▶ _What this task involves_
Would you reproduce each line below exactly, leaving every picture out?

▶ _Material for the task_
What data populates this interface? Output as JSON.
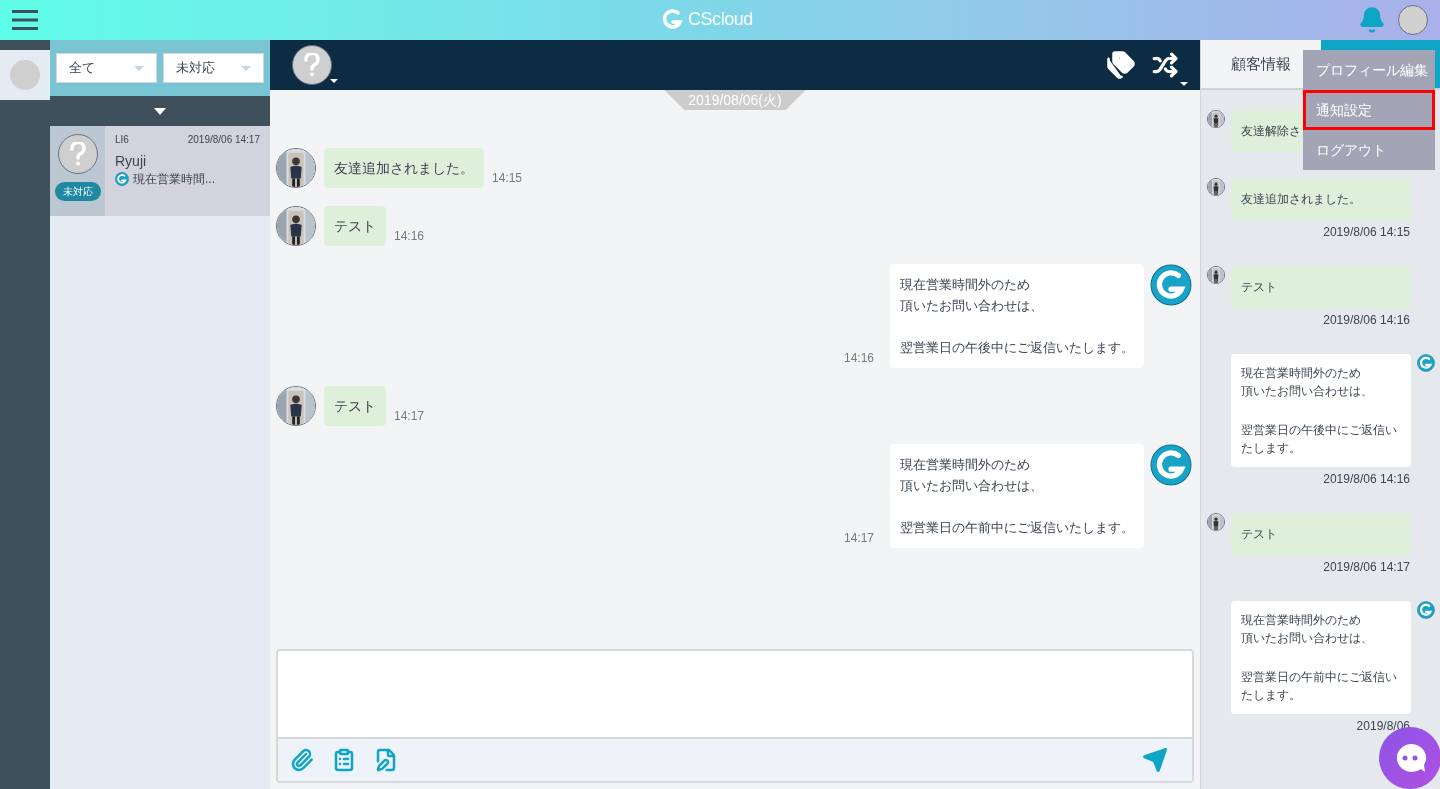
{
  "header": {
    "logo": "CScloud"
  },
  "filters": [
    {
      "value": "全て"
    },
    {
      "value": "未対応"
    }
  ],
  "conversations": [
    {
      "channel": "LI6",
      "time": "2019/8/06 14:17",
      "name": "Ryuji",
      "preview": "現在営業時間...",
      "status": "未対応",
      "selected": true
    }
  ],
  "chat": {
    "date": "2019/08/06(火)",
    "messages": [
      {
        "kind": "customer",
        "text": "友達追加されました。",
        "time": "14:15"
      },
      {
        "kind": "customer",
        "text": "テスト",
        "time": "14:16"
      },
      {
        "kind": "agent",
        "paragraphs": [
          [
            "現在営業時間外のため",
            "頂いたお問い合わせは、"
          ],
          [
            "翌営業日の午後中にご返信いたします。"
          ]
        ],
        "time": "14:16"
      },
      {
        "kind": "customer",
        "text": "テスト",
        "time": "14:17"
      },
      {
        "kind": "agent",
        "paragraphs": [
          [
            "現在営業時間外のため",
            "頂いたお問い合わせは、"
          ],
          [
            "翌営業日の午前中にご返信いたします。"
          ]
        ],
        "time": "14:17"
      }
    ]
  },
  "right_panel": {
    "tabs": [
      {
        "label": "顧客情報",
        "selected": false
      },
      {
        "selected": true
      }
    ],
    "history": [
      {
        "kind": "customer",
        "text": "友達解除さ"
      },
      {
        "kind": "customer",
        "text": "友達追加されました。",
        "time": "2019/8/06 14:15"
      },
      {
        "kind": "customer",
        "text": "テスト",
        "time": "2019/8/06 14:16"
      },
      {
        "kind": "agent",
        "paragraphs": [
          [
            "現在営業時間外のため",
            "頂いたお問い合わせは、"
          ],
          [
            "翌営業日の午後中にご返信いたします。"
          ]
        ],
        "time": "2019/8/06 14:16"
      },
      {
        "kind": "customer",
        "text": "テスト",
        "time": "2019/8/06 14:17"
      },
      {
        "kind": "agent",
        "paragraphs": [
          [
            "現在営業時間外のため",
            "頂いたお問い合わせは、"
          ],
          [
            "翌営業日の午前中にご返信いたします。"
          ]
        ],
        "time": "2019/8/06"
      }
    ]
  },
  "user_menu": [
    {
      "label": "プロフィール編集",
      "highlighted": false
    },
    {
      "label": "通知設定",
      "highlighted": true
    },
    {
      "label": "ログアウト",
      "highlighted": false
    }
  ]
}
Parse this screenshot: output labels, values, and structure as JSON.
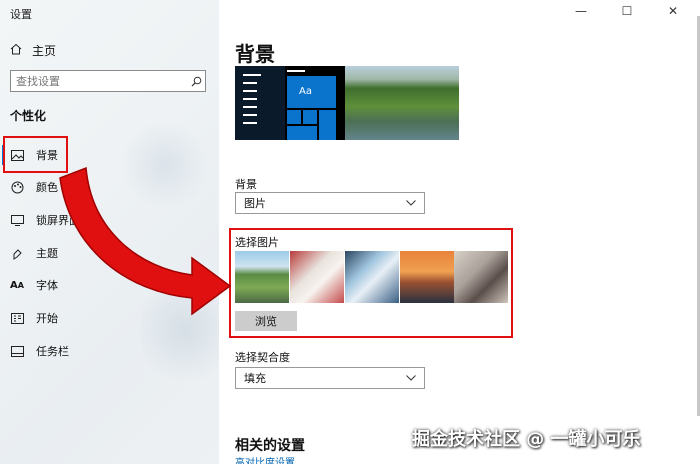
{
  "window": {
    "title": "设置",
    "controls": {
      "minimize": "—",
      "maximize": "☐",
      "close": "✕"
    }
  },
  "sidebar": {
    "home_label": "主页",
    "search": {
      "placeholder": "查找设置"
    },
    "section_title": "个性化",
    "items": [
      {
        "label": "背景",
        "icon": "picture-icon",
        "active": true
      },
      {
        "label": "颜色",
        "icon": "palette-icon"
      },
      {
        "label": "锁屏界面",
        "icon": "lock-screen-icon"
      },
      {
        "label": "主题",
        "icon": "brush-icon"
      },
      {
        "label": "字体",
        "icon": "font-icon"
      },
      {
        "label": "开始",
        "icon": "start-icon"
      },
      {
        "label": "任务栏",
        "icon": "taskbar-icon"
      }
    ]
  },
  "main": {
    "title": "背景",
    "preview": {
      "tile_text": "Aa"
    },
    "background": {
      "label": "背景",
      "value": "图片"
    },
    "choose_picture": {
      "label": "选择图片",
      "browse_label": "浏览"
    },
    "fit": {
      "label": "选择契合度",
      "value": "填充"
    },
    "related": {
      "title": "相关的设置",
      "link": "高对比度设置"
    }
  },
  "watermark": "掘金技术社区 @ 一罐小可乐",
  "colors": {
    "accent": "#0078d7",
    "highlight_red": "#e01010"
  }
}
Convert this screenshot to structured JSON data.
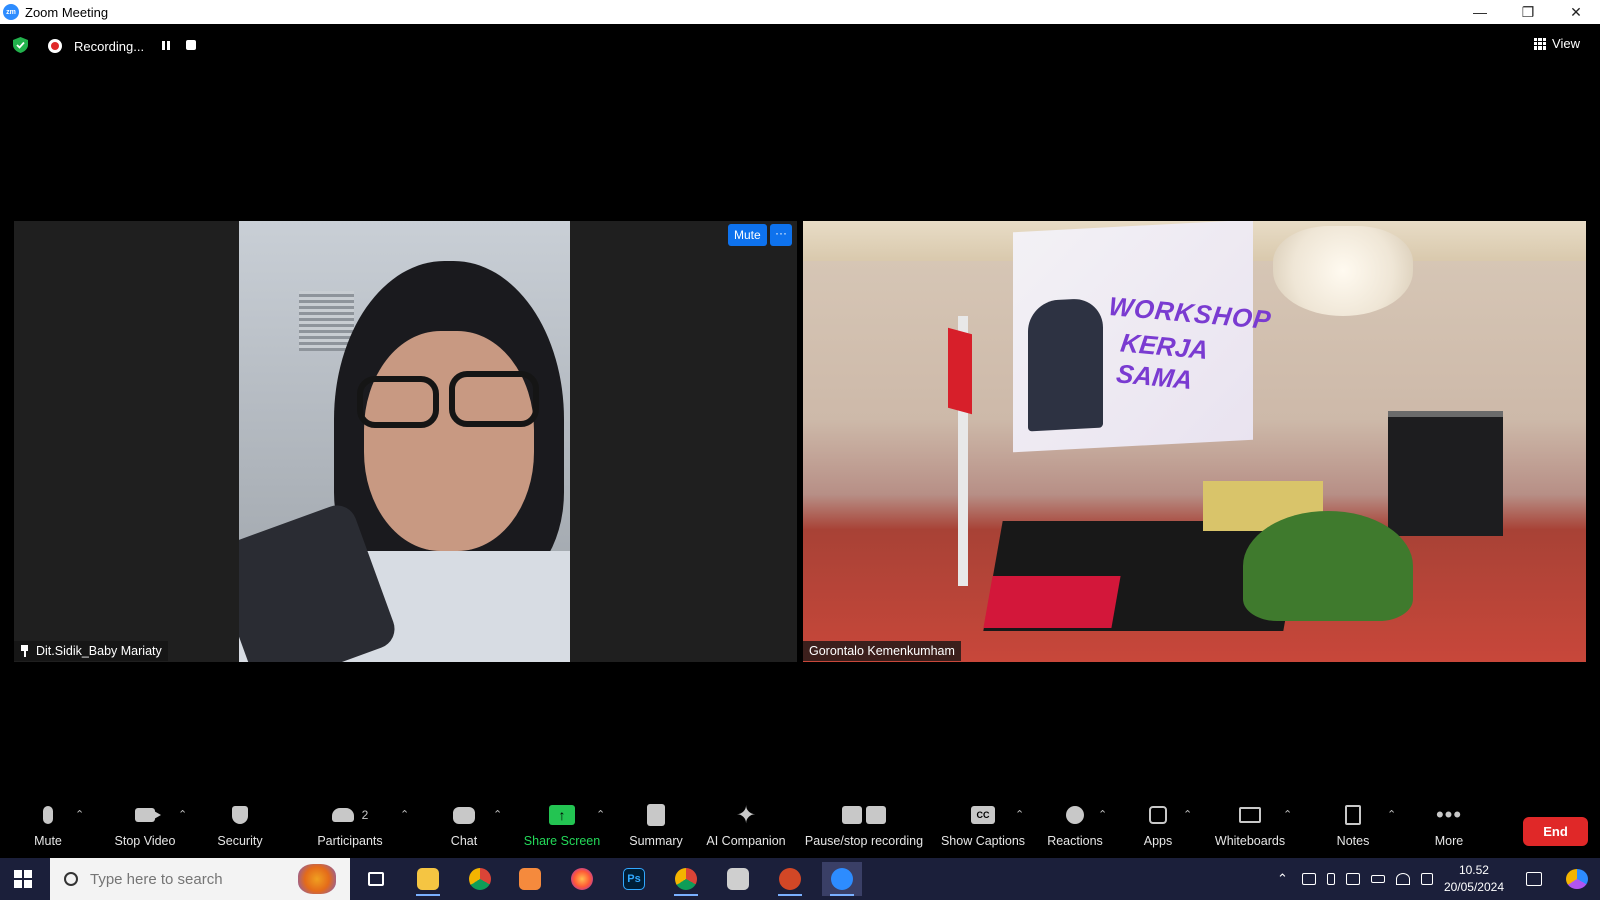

▶ _Output_
What data populates this interface? Output as JSON.
{
  "header": {
    "logo": "CScloud"
  },
  "filters": [
    {
      "value": "全て"
    },
    {
      "value": "未対応"
    }
  ],
  "conversations": [
    {
      "channel": "LI6",
      "time": "2019/8/06 14:17",
      "name": "Ryuji",
      "preview": "現在営業時間...",
      "status": "未対応",
      "selected": true
    }
  ],
  "chat": {
    "date": "2019/08/06(火)",
    "messages": [
      {
        "kind": "customer",
        "text": "友達追加されました。",
        "time": "14:15"
      },
      {
        "kind": "customer",
        "text": "テスト",
        "time": "14:16"
      },
      {
        "kind": "agent",
        "paragraphs": [
          [
            "現在営業時間外のため",
            "頂いたお問い合わせは、"
          ],
          [
            "翌営業日の午後中にご返信いたします。"
          ]
        ],
        "time": "14:16"
      },
      {
        "kind": "customer",
        "text": "テスト",
        "time": "14:17"
      },
      {
        "kind": "agent",
        "paragraphs": [
          [
            "現在営業時間外のため",
            "頂いたお問い合わせは、"
          ],
          [
            "翌営業日の午前中にご返信いたします。"
          ]
        ],
        "time": "14:17"
      }
    ]
  },
  "right_panel": {
    "tabs": [
      {
        "label": "顧客情報",
        "selected": false
      },
      {
        "selected": true
      }
    ],
    "history": [
      {
        "kind": "customer",
        "text": "友達解除さ"
      },
      {
        "kind": "customer",
        "text": "友達追加されました。",
        "time": "2019/8/06 14:15"
      },
      {
        "kind": "customer",
        "text": "テスト",
        "time": "2019/8/06 14:16"
      },
      {
        "kind": "agent",
        "paragraphs": [
          [
            "現在営業時間外のため",
            "頂いたお問い合わせは、"
          ],
          [
            "翌営業日の午後中にご返信いたします。"
          ]
        ],
        "time": "2019/8/06 14:16"
      },
      {
        "kind": "customer",
        "text": "テスト",
        "time": "2019/8/06 14:17"
      },
      {
        "kind": "agent",
        "paragraphs": [
          [
            "現在営業時間外のため",
            "頂いたお問い合わせは、"
          ],
          [
            "翌営業日の午前中にご返信いたします。"
          ]
        ],
        "time": "2019/8/06"
      }
    ]
  },
  "user_menu": [
    {
      "label": "プロフィール編集",
      "highlighted": false
    },
    {
      "label": "通知設定",
      "highlighted": true
    },
    {
      "label": "ログアウト",
      "highlighted": false
    }
  ]
}
Parse this screenshot: output labels, values, and structure as JSON.
{
  "window": {
    "title": "设置",
    "controls": {
      "minimize": "—",
      "maximize": "☐",
      "close": "✕"
    }
  },
  "sidebar": {
    "home_label": "主页",
    "search": {
      "placeholder": "查找设置"
    },
    "section_title": "个性化",
    "items": [
      {
        "label": "背景",
        "icon": "picture-icon",
        "active": true
      },
      {
        "label": "颜色",
        "icon": "palette-icon"
      },
      {
        "label": "锁屏界面",
        "icon": "lock-screen-icon"
      },
      {
        "label": "主题",
        "icon": "brush-icon"
      },
      {
        "label": "字体",
        "icon": "font-icon"
      },
      {
        "label": "开始",
        "icon": "start-icon"
      },
      {
        "label": "任务栏",
        "icon": "taskbar-icon"
      }
    ]
  },
  "main": {
    "title": "背景",
    "preview": {
      "tile_text": "Aa"
    },
    "background": {
      "label": "背景",
      "value": "图片"
    },
    "choose_picture": {
      "label": "选择图片",
      "browse_label": "浏览"
    },
    "fit": {
      "label": "选择契合度",
      "value": "填充"
    },
    "related": {
      "title": "相关的设置",
      "link": "高对比度设置"
    }
  },
  "watermark": "掘金技术社区 @ 一罐小可乐",
  "colors": {
    "accent": "#0078d7",
    "highlight_red": "#e01010"
  }
}
Convert this screenshot to structured JSON data.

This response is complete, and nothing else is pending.